by Ernesto Castañeda and Daniel Jenks
Russell Sage Foundation, 2024
Paper: 978-0-87154-499-5 | eISBN: 978-1-61044-911-3
Library of Congress Classification JV6940.C37 2024
Dewey Decimal Classification 305.230896872808

In the second decade of the twenty-first century, an increasing number of children from El Salvador, Honduras, and Guatemala began arriving without parents at the U.S.-Mexico border. In many cases, the parents had left for the United States years earlier to earn money that they could send back home. In Reunited sociologists Ernesto Castañeda and Daniel Jenks explain the reasons for Central American youths’ migration, describe the journey, and document how the young migrants experience separation from and subsequent reunification with their families.
In interviews with Central American youth, their sponsors, and social services practitioners in and around Washington, D.C., Castañeda and Jenks find that Central American minors migrate on their own mainly for three reasons: gang violence, lack of educational and economic opportunity, and a longing for family reunification. The authors note that youth who feel comfortable leaving and have feelings of belonging upon arrival integrate quickly and easily while those who experience trauma in their home countries and on their way to the United States face more challenges.
Castañeda and Jenks recount these young migrants’ journey from Central America to the U.S. border, detailing the youths’ difficulties passing through Mexico, proving to U.S. Customs and Border Protection officials that they have a legitimate fear of returning or are victims of trafficking, and staying in shelters while their sponsorship, placement, and departure are arranged. The authors also describe the tensions the youth face when they reunite with family members they may view as strangers. Despite their biological, emotional, and financial bonds to these relatives, the youth must learn how to relate to new authority figures and decide whether or how to follow their rules.

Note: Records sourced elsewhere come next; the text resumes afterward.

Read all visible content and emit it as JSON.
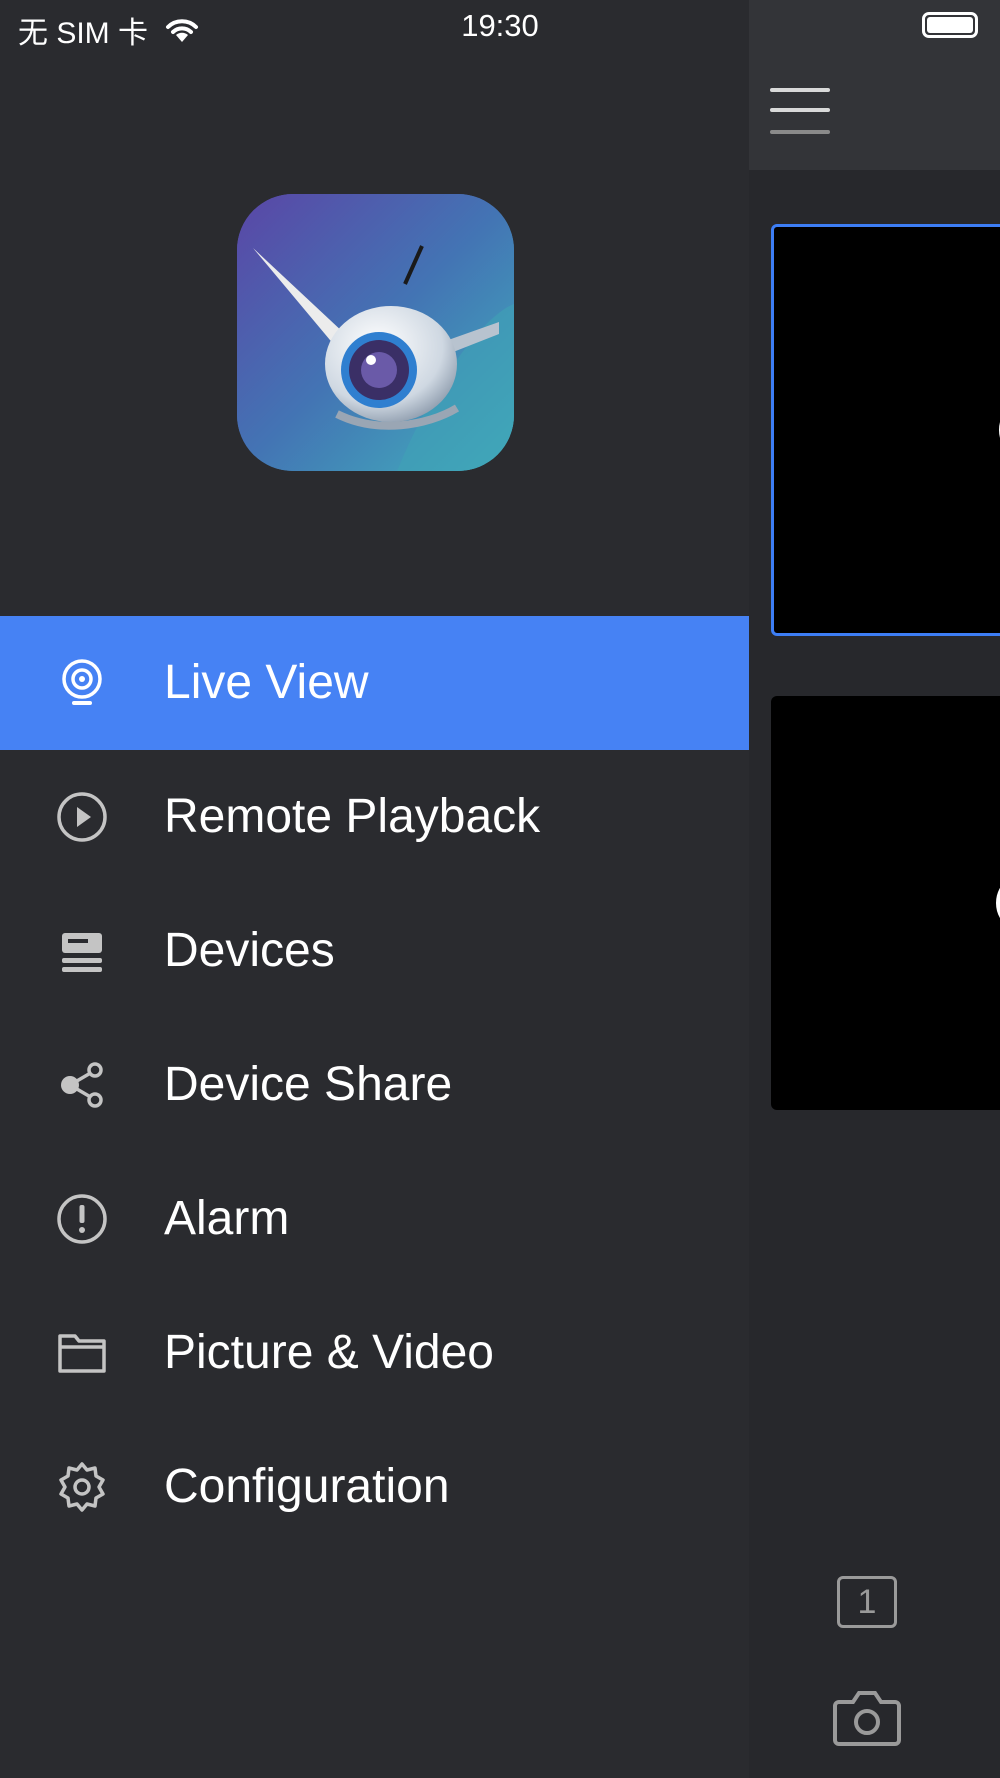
{
  "status_bar": {
    "carrier": "无 SIM 卡",
    "time": "19:30"
  },
  "drawer": {
    "logo_icon": "robot-camera-app-icon",
    "menu": [
      {
        "label": "Live View",
        "icon": "webcam-icon",
        "active": true
      },
      {
        "label": "Remote Playback",
        "icon": "play-circle-icon",
        "active": false
      },
      {
        "label": "Devices",
        "icon": "device-icon",
        "active": false
      },
      {
        "label": "Device Share",
        "icon": "share-icon",
        "active": false
      },
      {
        "label": "Alarm",
        "icon": "alarm-icon",
        "active": false
      },
      {
        "label": "Picture & Video",
        "icon": "folder-icon",
        "active": false
      },
      {
        "label": "Configuration",
        "icon": "gear-icon",
        "active": false
      }
    ]
  },
  "main": {
    "split_mode": "1",
    "colors": {
      "active_item": "#4682f4",
      "selected_border": "#3d7ef5",
      "drawer_bg": "#2a2b2f"
    }
  }
}
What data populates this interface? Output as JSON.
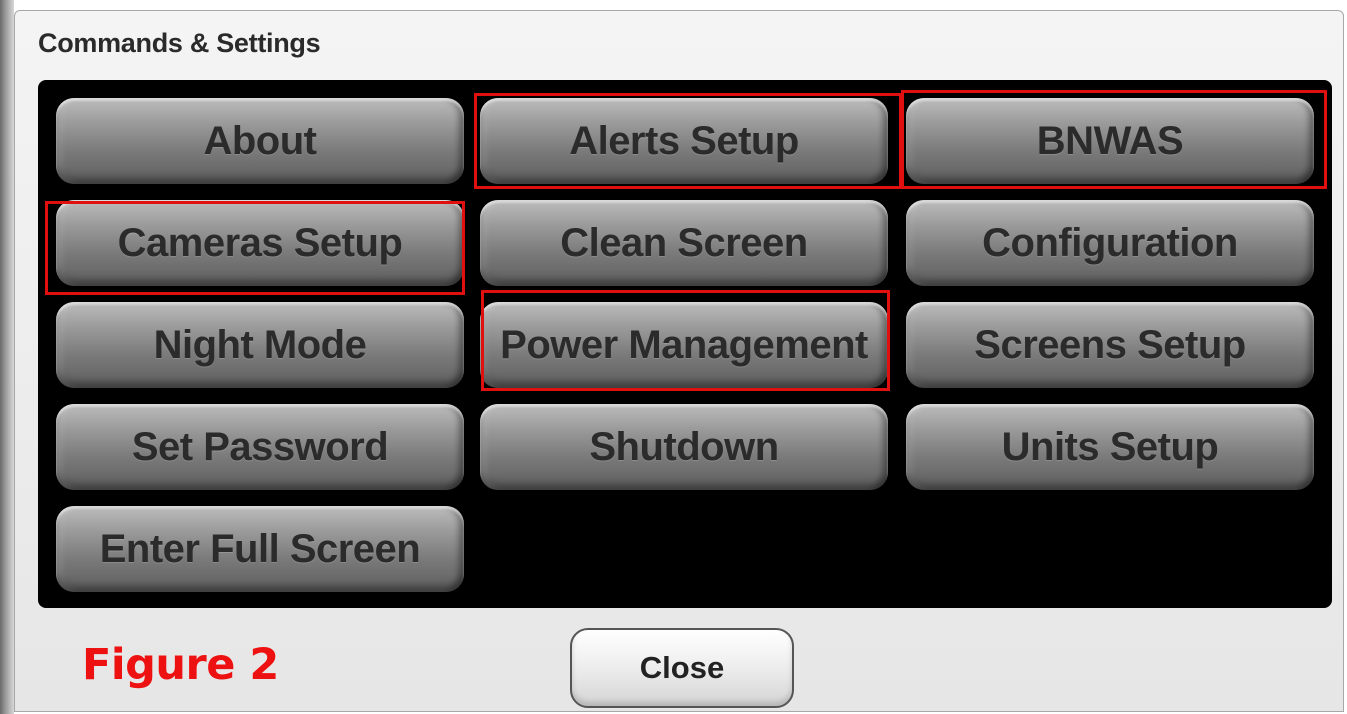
{
  "dialog": {
    "title": "Commands & Settings",
    "close_label": "Close"
  },
  "buttons": {
    "about": "About",
    "alerts_setup": "Alerts Setup",
    "bnwas": "BNWAS",
    "cameras_setup": "Cameras Setup",
    "clean_screen": "Clean Screen",
    "configuration": "Configuration",
    "night_mode": "Night Mode",
    "power_management": "Power Management",
    "screens_setup": "Screens Setup",
    "set_password": "Set Password",
    "shutdown": "Shutdown",
    "units_setup": "Units Setup",
    "enter_full_screen": "Enter Full Screen"
  },
  "annotation": {
    "figure_label": "Figure 2",
    "highlight_color": "#e01010",
    "highlighted_buttons": [
      "Alerts Setup",
      "BNWAS",
      "Cameras Setup",
      "Power Management"
    ]
  }
}
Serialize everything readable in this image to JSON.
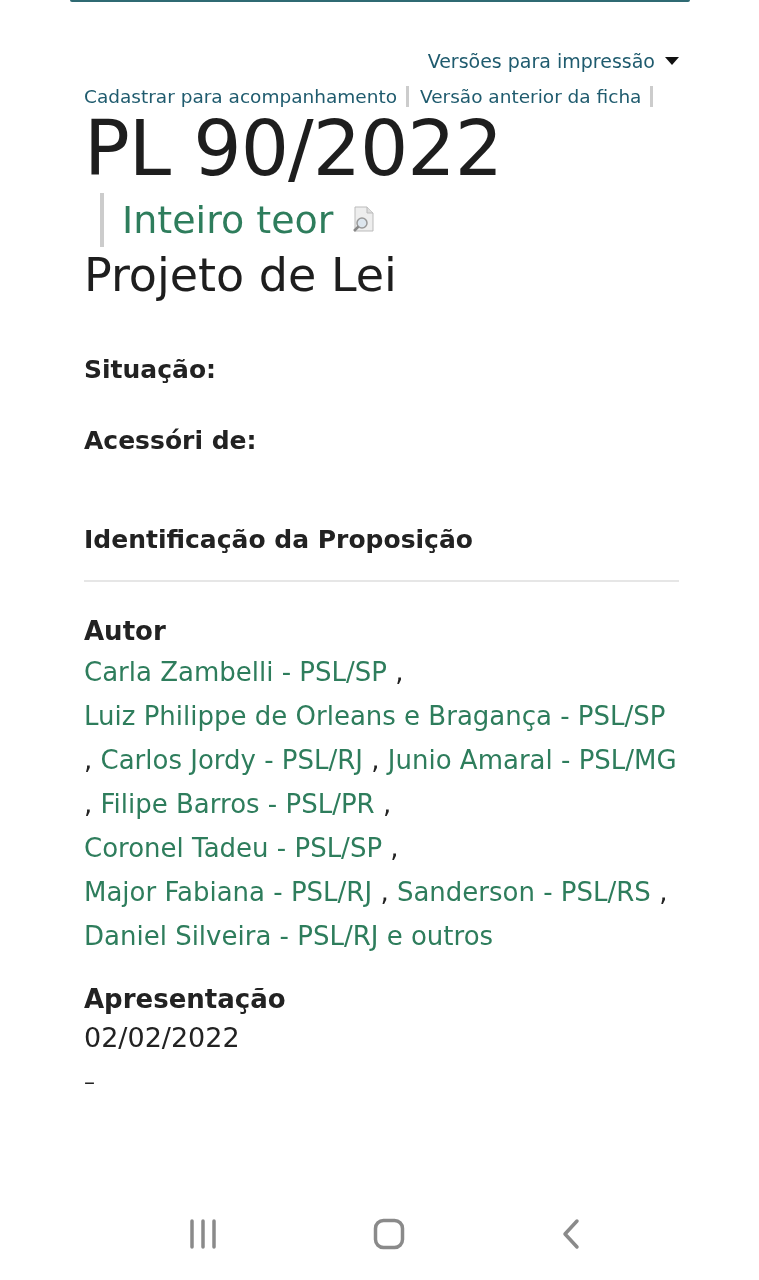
{
  "print_versions": {
    "label": "Versões para impressão"
  },
  "top_links": [
    "Cadastrar para acompanhamento",
    "Versão anterior da ficha"
  ],
  "title": "PL 90/2022",
  "full_text_link": "Inteiro teor",
  "subtitle": "Projeto de Lei",
  "fields": [
    {
      "label": "Situação:"
    },
    {
      "label": "Acessóri de:"
    }
  ],
  "section_title": "Identificação da Proposição",
  "author": {
    "label": "Autor",
    "separator": ",",
    "names": [
      "Carla Zambelli - PSL/SP",
      "Luiz Philippe de Orleans e Bragança - PSL/SP",
      "Carlos Jordy - PSL/RJ",
      "Junio Amaral - PSL/MG",
      "Filipe Barros - PSL/PR",
      "Coronel Tadeu - PSL/SP",
      "Major Fabiana - PSL/RJ",
      "Sanderson - PSL/RS",
      "Daniel Silveira - PSL/RJ"
    ],
    "others": "e outros"
  },
  "presentation": {
    "label": "Apresentação",
    "value": "02/02/2022"
  },
  "cut_text": "–"
}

The experience of migrating can have a lasting effect on the mental health of young migrants, Castañeda and Jenks note. Although the authors find that Central American youths’ mental health improves after migrating to the United States, the young migrants remain at risk of further problems. They are likely to have lived through traumatizing experiences that inhibit their integration. Difficulty integrating, in turn, creates new stressors that exacerbate PTSD, depression, and anxiety. Consequently, schools and social service organizations are critical, the authors argue, for enhancing youth migrants’ sense of belonging and their integration into their new communities. Bilingual programs, Spanish-speaking PTA groups, message boards, mentoring of immigrant children, and after-school programs for members of reunited families are all integral in supporting immigrant youth as they learn English, finish high school, apply to college, and find jobs.
Offering a complex exploration of youth migration and family reunification, Reunited provides a moving account of how young Central American migrants make the journey north and ultimately reintegrate with their families in the United States.